* [Your goal] Only the number is needed: how many lines of the records include "icon"?

* [Recorded information]
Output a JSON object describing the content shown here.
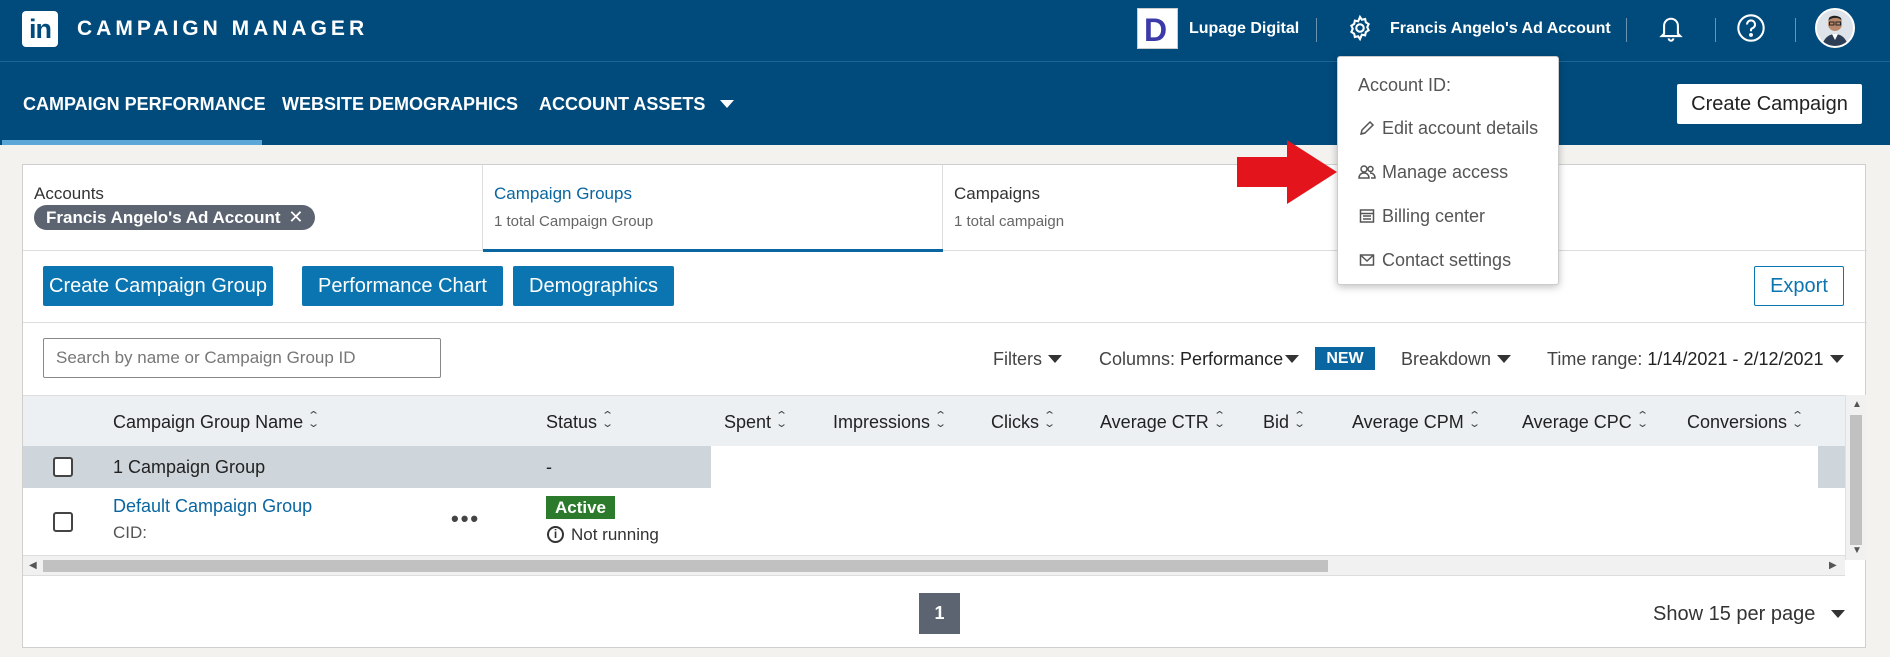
{
  "header": {
    "logo_text": "in",
    "app_title": "CAMPAIGN MANAGER",
    "brand_logo_letter": "D",
    "brand_name": "Lupage Digital",
    "account_name": "Francis Angelo's Ad Account"
  },
  "nav": {
    "tabs": [
      {
        "label": "CAMPAIGN PERFORMANCE"
      },
      {
        "label": "WEBSITE DEMOGRAPHICS"
      },
      {
        "label": "ACCOUNT ASSETS"
      }
    ],
    "create_campaign_label": "Create Campaign"
  },
  "dropdown": {
    "account_id_label": "Account ID:",
    "items": [
      {
        "label": "Edit account details",
        "icon": "pencil-icon"
      },
      {
        "label": "Manage access",
        "icon": "users-icon"
      },
      {
        "label": "Billing center",
        "icon": "billing-icon"
      },
      {
        "label": "Contact settings",
        "icon": "envelope-icon"
      }
    ]
  },
  "level_tabs": {
    "accounts": {
      "title": "Accounts",
      "pill": "Francis Angelo's Ad Account"
    },
    "campaign_groups": {
      "title": "Campaign Groups",
      "sub": "1 total Campaign Group"
    },
    "campaigns": {
      "title": "Campaigns",
      "sub": "1 total campaign"
    }
  },
  "actions": {
    "create_group": "Create Campaign Group",
    "performance_chart": "Performance Chart",
    "demographics": "Demographics",
    "export": "Export"
  },
  "filters": {
    "search_placeholder": "Search by name or Campaign Group ID",
    "filters_label": "Filters",
    "columns_label": "Columns:",
    "columns_value": "Performance",
    "new_badge": "NEW",
    "breakdown_label": "Breakdown",
    "time_range_label": "Time range:",
    "time_range_value": "1/14/2021 - 2/12/2021"
  },
  "table": {
    "columns": [
      "Campaign Group Name",
      "Status",
      "Spent",
      "Impressions",
      "Clicks",
      "Average CTR",
      "Bid",
      "Average CPM",
      "Average CPC",
      "Conversions"
    ],
    "summary": {
      "name": "1 Campaign Group",
      "status": "-"
    },
    "rows": [
      {
        "name": "Default Campaign Group",
        "cid": "CID:",
        "status": "Active",
        "run_state": "Not running"
      }
    ]
  },
  "pagination": {
    "current_page": "1",
    "per_page": "Show 15 per page"
  },
  "colors": {
    "header_bg": "#004b7c",
    "primary_button": "#0a75b0",
    "link": "#0a66a0",
    "active_badge": "#2c7a2c",
    "annotation_arrow": "#e3141c"
  }
}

* [Written reply] 4